I thought that, with yesterday’s post, I had managed to get everything I needed to say about Michael Gove’s intervention on the First World War out of my system. Then I read this and I discovered that I had not.
I consider myself a ‘proper’ historian, a ‘careful’ researcher and, as it happens, one who spends an awful lot of time reading the accounts, both contemporary and retrospective of ‘the men who were there’. In fact, I have written at some length about why there are historical problems of privileging ‘the men who were there’ as witnesses to the ‘truth’ of the past. And yet, unlike Mr Mastin, and, as it happens, Sir Richard Evans and Gary Sheffield, I do believe there is a value to showing Blackadder Goes Forth in the classroom, not simply for what it tells us about ‘the different ways in which the past has been interpreted’, and certainly not because of what it has to tell about the lived reality of the war. But it does have a great deal to tell us about the history of how the war has been remembered and commemorated as a major cultural (as well as military) event in British history and is thus an important historical document in its own right.
I am not going to rehearse my defense of why the cultural history of the war is at least as important as the military history, this centenary year of all years, here. I have been making that argument in just about every piece of academic work I have published and I have a book review to write. But I am going come out and say yes, we should be showing students of the history of the war television programmes like Blackadder and getting them to read books like Birdsong and Regeneration. They will teach students as much about how the war was remembered in the last quarter of the twentieth century as they will about the war itself, but that too is part of the history of the war.
What is more, I would add that we should also be getting students to read Sergeant Michael Cassidy by ‘Sapper’, The Return of the Soldier by Rebecca West, Unpleasantness at the Bellonna Club by Dorothy L. Sayers, Kitty by Warwick Deeping.* They should be watching Journey’s End and The Big Parade and La Grande Illusion. Will these cultural works tell them the ‘truth’ about war experience? Only as much as Robert Graves’s Goodbye To All That tells the truth of war experience. But they do tell us a great deal about how the war was remembered and understood and interpreted by British (and French) culture. And that, too, is the proper history of the First World War.

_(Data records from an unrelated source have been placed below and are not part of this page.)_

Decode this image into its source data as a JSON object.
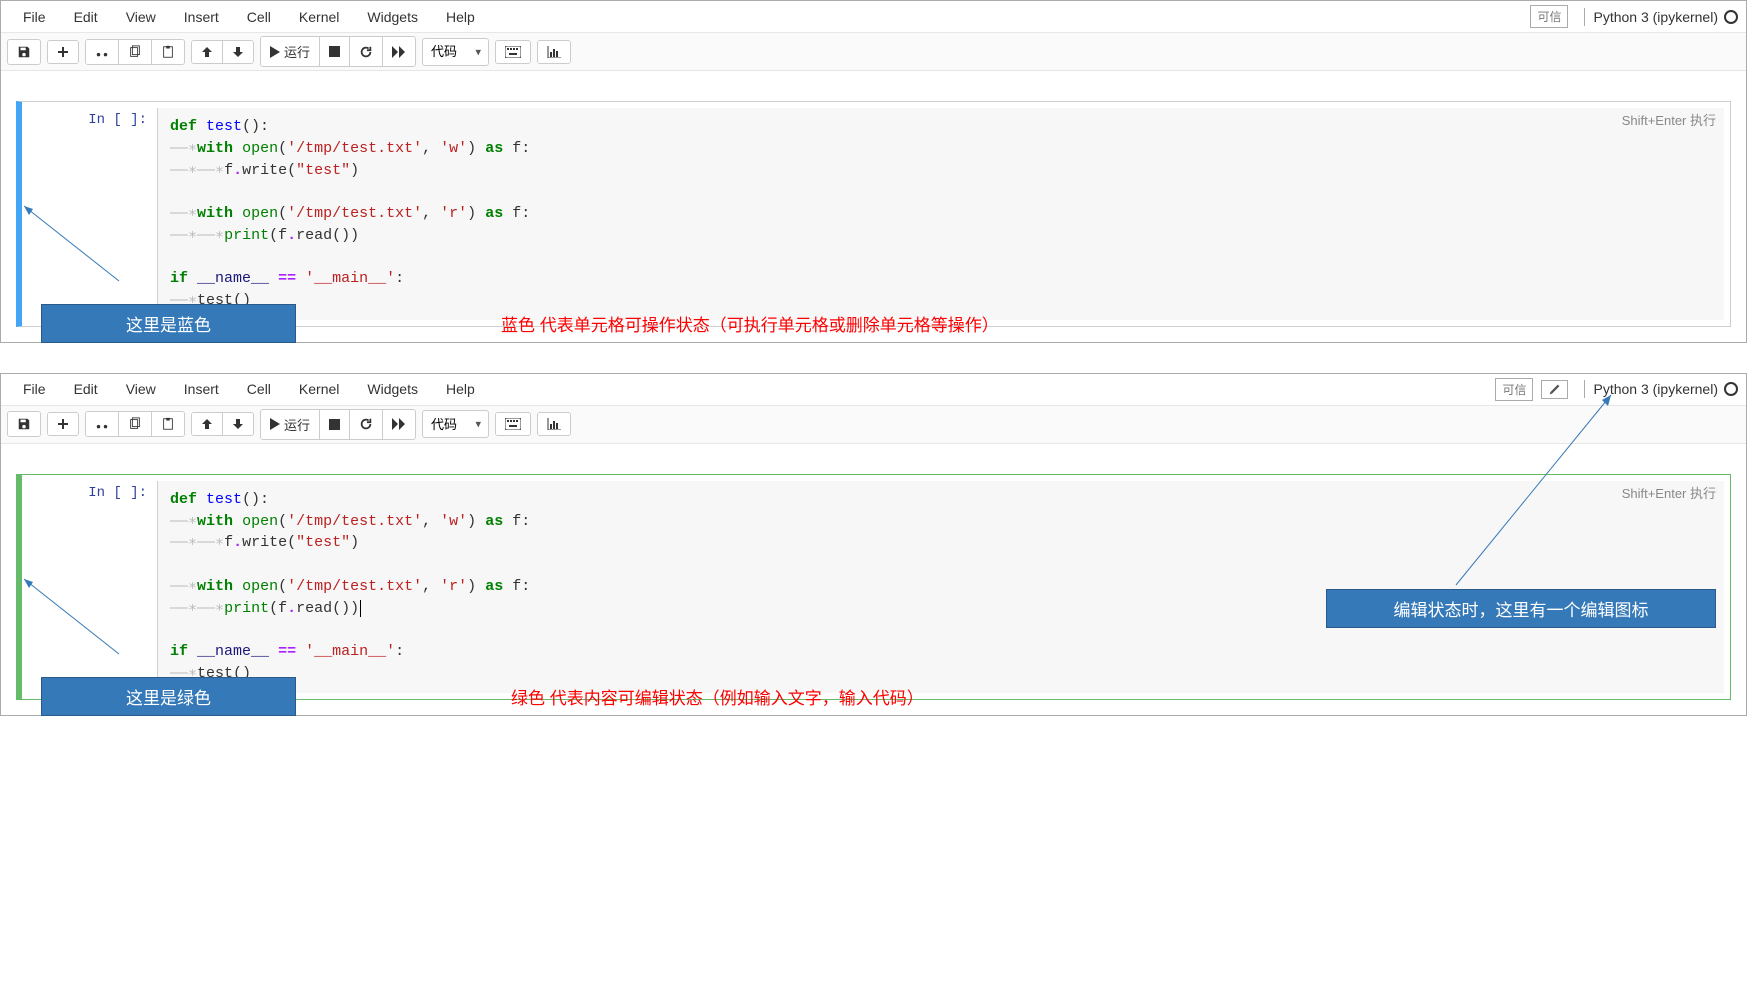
{
  "menus": {
    "file": "File",
    "edit": "Edit",
    "view": "View",
    "insert": "Insert",
    "cell": "Cell",
    "kernel": "Kernel",
    "widgets": "Widgets",
    "help": "Help"
  },
  "header": {
    "trusted": "可信",
    "kernel": "Python 3 (ipykernel)"
  },
  "toolbar": {
    "run_label": "运行",
    "cell_type": "代码"
  },
  "cell": {
    "prompt": "In  [  ]:",
    "shift_enter": "Shift+Enter 执行",
    "code_tokens": [
      {
        "line": [
          {
            "t": "kw",
            "v": "def"
          },
          {
            "t": "p",
            "v": " "
          },
          {
            "t": "fn",
            "v": "test"
          },
          {
            "t": "p",
            "v": "():"
          }
        ]
      },
      {
        "indent": 1,
        "line": [
          {
            "t": "kw",
            "v": "with"
          },
          {
            "t": "p",
            "v": " "
          },
          {
            "t": "builtin",
            "v": "open"
          },
          {
            "t": "p",
            "v": "("
          },
          {
            "t": "str",
            "v": "'/tmp/test.txt'"
          },
          {
            "t": "p",
            "v": ", "
          },
          {
            "t": "str",
            "v": "'w'"
          },
          {
            "t": "p",
            "v": ") "
          },
          {
            "t": "kw",
            "v": "as"
          },
          {
            "t": "p",
            "v": " f:"
          }
        ]
      },
      {
        "indent": 2,
        "line": [
          {
            "t": "p",
            "v": "f"
          },
          {
            "t": "op",
            "v": "."
          },
          {
            "t": "p",
            "v": "write("
          },
          {
            "t": "str",
            "v": "\"test\""
          },
          {
            "t": "p",
            "v": ")"
          }
        ]
      },
      {
        "blank": true
      },
      {
        "indent": 1,
        "line": [
          {
            "t": "kw",
            "v": "with"
          },
          {
            "t": "p",
            "v": " "
          },
          {
            "t": "builtin",
            "v": "open"
          },
          {
            "t": "p",
            "v": "("
          },
          {
            "t": "str",
            "v": "'/tmp/test.txt'"
          },
          {
            "t": "p",
            "v": ", "
          },
          {
            "t": "str",
            "v": "'r'"
          },
          {
            "t": "p",
            "v": ") "
          },
          {
            "t": "kw",
            "v": "as"
          },
          {
            "t": "p",
            "v": " f:"
          }
        ]
      },
      {
        "indent": 2,
        "line": [
          {
            "t": "builtin",
            "v": "print"
          },
          {
            "t": "p",
            "v": "(f"
          },
          {
            "t": "op",
            "v": "."
          },
          {
            "t": "p",
            "v": "read())"
          }
        ]
      },
      {
        "blank": true
      },
      {
        "line": [
          {
            "t": "kw",
            "v": "if"
          },
          {
            "t": "p",
            "v": " "
          },
          {
            "t": "var",
            "v": "__name__"
          },
          {
            "t": "p",
            "v": " "
          },
          {
            "t": "op",
            "v": "=="
          },
          {
            "t": "p",
            "v": " "
          },
          {
            "t": "str",
            "v": "'__main__'"
          },
          {
            "t": "p",
            "v": ":"
          }
        ]
      },
      {
        "indent": 1,
        "line": [
          {
            "t": "p",
            "v": "test()"
          }
        ]
      }
    ]
  },
  "annotations": {
    "blue_label": "这里是蓝色",
    "blue_desc": "蓝色 代表单元格可操作状态（可执行单元格或删除单元格等操作）",
    "green_label": "这里是绿色",
    "green_desc": "绿色 代表内容可编辑状态（例如输入文字，输入代码）",
    "edit_icon_note": "编辑状态时，这里有一个编辑图标"
  }
}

*I have personally cited all these works of fiction as historical evidence in essays which have been published by reputable publishers in independently refereed journals. References available upon request.